It’s a $33 billion error that consumers continue to make. From Wall Street Journal:

Banks and other financial firms in 2016 generated the highest level of fees in seven years related to overdrafts on checking accounts, marking a turnaround for a charge crisis-era regulation tried to rein in.

So-called overdraft fees totaled $33.3 billion in 2016, up about 2.5% from 2015 and by 5.4% from 2011, according to Moebs Services Inc., an economic-research firm. Overdrafts occur when consumers make transactions that are larger than their checking-account balance.

Try this tomorrow in your class:

Ask students who have a checking account if they have overdraft protection (Yes/No/Not Sure). If like most high schoolers an overwhelming majority will answer Not Sure. Well, they will find out when they lose track of their balance and get hit with that $34 overdraft fee which apparently is happening almost 1,000,000,000 (yes, that is a billion) times.

Banks are required by law to ask consumers if they want to opt in to overdraft protection but as the WSJ article notes:

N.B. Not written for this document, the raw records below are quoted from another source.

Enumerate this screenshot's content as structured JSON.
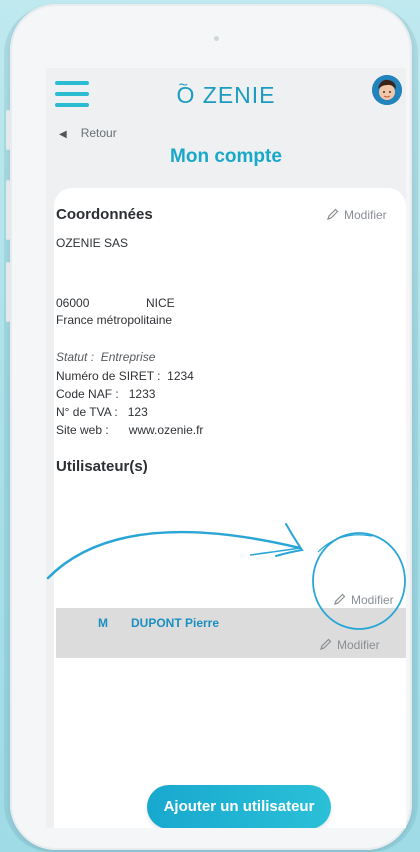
{
  "header": {
    "logo_text": "ZENIE",
    "logo_letter": "O",
    "logo_tilde": "~"
  },
  "nav": {
    "back_label": "Retour"
  },
  "page": {
    "title": "Mon compte"
  },
  "coordonnees": {
    "title": "Coordonnées",
    "modify_label": "Modifier",
    "company": "OZENIE SAS",
    "postal_code": "06000",
    "city": "NICE",
    "region": "France métropolitaine",
    "status_label": "Statut :",
    "status_value": "Entreprise",
    "siret_label": "Numéro de SIRET :",
    "siret_value": "1234",
    "naf_label": "Code NAF :",
    "naf_value": "1233",
    "tva_label": "N° de TVA :",
    "tva_value": "123",
    "web_label": "Site web :",
    "web_value": "www.ozenie.fr"
  },
  "users": {
    "title": "Utilisateur(s)",
    "ghost_modify_label": "Modifier",
    "rows": [
      {
        "civility": "M",
        "name": "DUPONT Pierre",
        "modify_label": "Modifier"
      }
    ]
  },
  "actions": {
    "add_user_label": "Ajouter un utilisateur"
  },
  "colors": {
    "accent": "#1aa8c9",
    "button_gradient_start": "#18a8cf",
    "button_gradient_end": "#2bc0d7",
    "annotation": "#2aa6d6"
  }
}
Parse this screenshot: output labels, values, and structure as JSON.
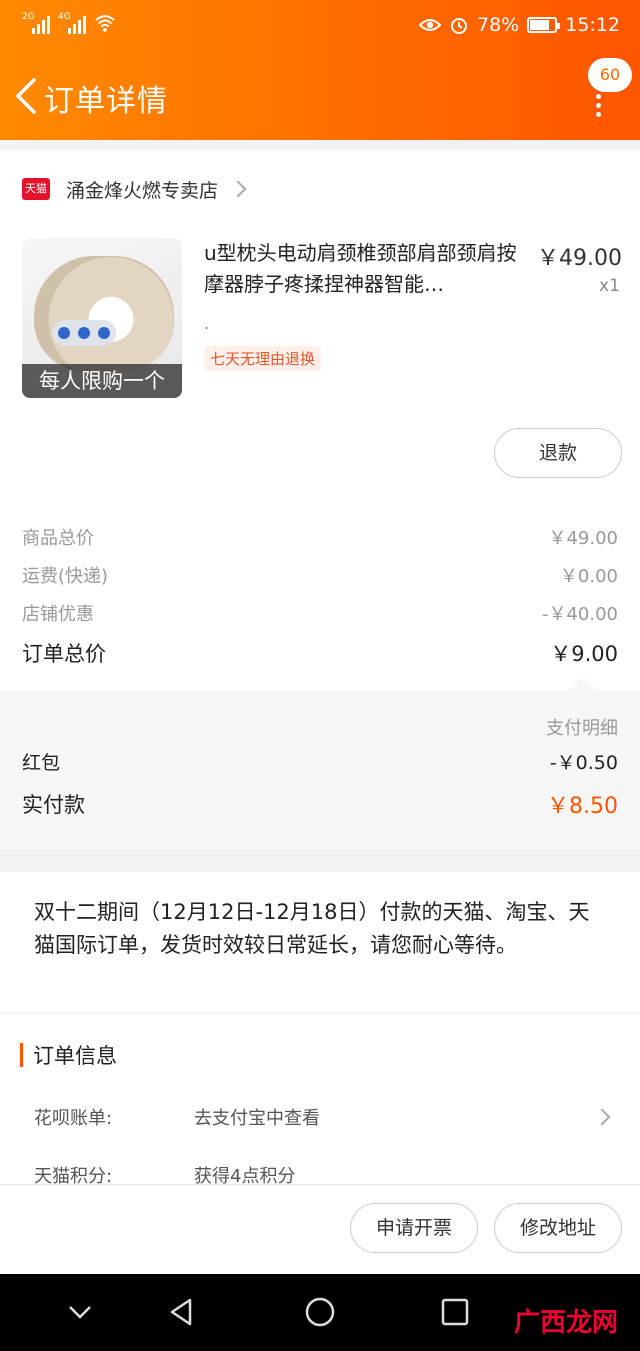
{
  "status_bar": {
    "net1": "2G",
    "net2": "4G",
    "battery": "78%",
    "battery_level": 0.78,
    "time": "15:12"
  },
  "header": {
    "title": "订单详情",
    "message_count": "60"
  },
  "shop": {
    "badge": "天猫",
    "name": "涌金烽火燃专卖店"
  },
  "product": {
    "image_caption": "每人限购一个",
    "title": "u型枕头电动肩颈椎颈部肩部颈肩按摩器脖子疼揉捏神器智能…",
    "sku": ".",
    "tag": "七天无理由退换",
    "price": "￥49.00",
    "quantity": "x1",
    "refund_label": "退款"
  },
  "summary": [
    {
      "label": "商品总价",
      "value": "￥49.00"
    },
    {
      "label": "运费(快递)",
      "value": "￥0.00"
    },
    {
      "label": "店铺优惠",
      "value": "-￥40.00"
    }
  ],
  "order_total": {
    "label": "订单总价",
    "value": "￥9.00"
  },
  "payment": {
    "detail_label": "支付明细",
    "red_packet": {
      "label": "红包",
      "value": "-￥0.50"
    },
    "actual": {
      "label": "实付款",
      "value": "￥8.50"
    }
  },
  "notice": "双十二期间（12月12日-12月18日）付款的天猫、淘宝、天猫国际订单，发货时效较日常延长，请您耐心等待。",
  "order_info": {
    "title": "订单信息",
    "rows": [
      {
        "label": "花呗账单:",
        "value": "去支付宝中查看"
      },
      {
        "label": "天猫积分:",
        "value": "获得4点积分"
      }
    ]
  },
  "actions": {
    "invoice": "申请开票",
    "change_address": "修改地址"
  },
  "watermark": "广西龙网",
  "colors": {
    "header_gradient_start": "#ff8a00",
    "header_gradient_end": "#ff5500",
    "accent": "#ff5500",
    "tmall_red": "#e4122b"
  }
}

Some consumer advocates, though, have criticized new bank strategies to get consumers to enroll in overdraft services. Those, they say, include wrongly presenting the service as mandatory for new customers or emphasizing scenarios in which people are tight on cash and the feature could help them.

A survey by the Pew Charitable Trusts, a proponent of overdraft regulation, found some 52% of consumers who have paid a debit-card overdraft fee don’t recall opting in to this service.

So, let’s make this simple for students. Let’s teach them ONE thing about overdraft protection: “Just Say No!” when asked or if they have it, go ahead and turn off that feature on their account NOW. Teach them to set up account alerts (we show you how here) to keep closer tabs on their accounts. As one student so duly noted, “The only thing that overdraft protection seems to be protecting is bank profits.”

Here are how the big banks are doing when it comes to overdraft fees:



Here is an NGPF project: Overdraft Fee Analysis that we have found to be very effective at demonstrating the costs of overdraft protection.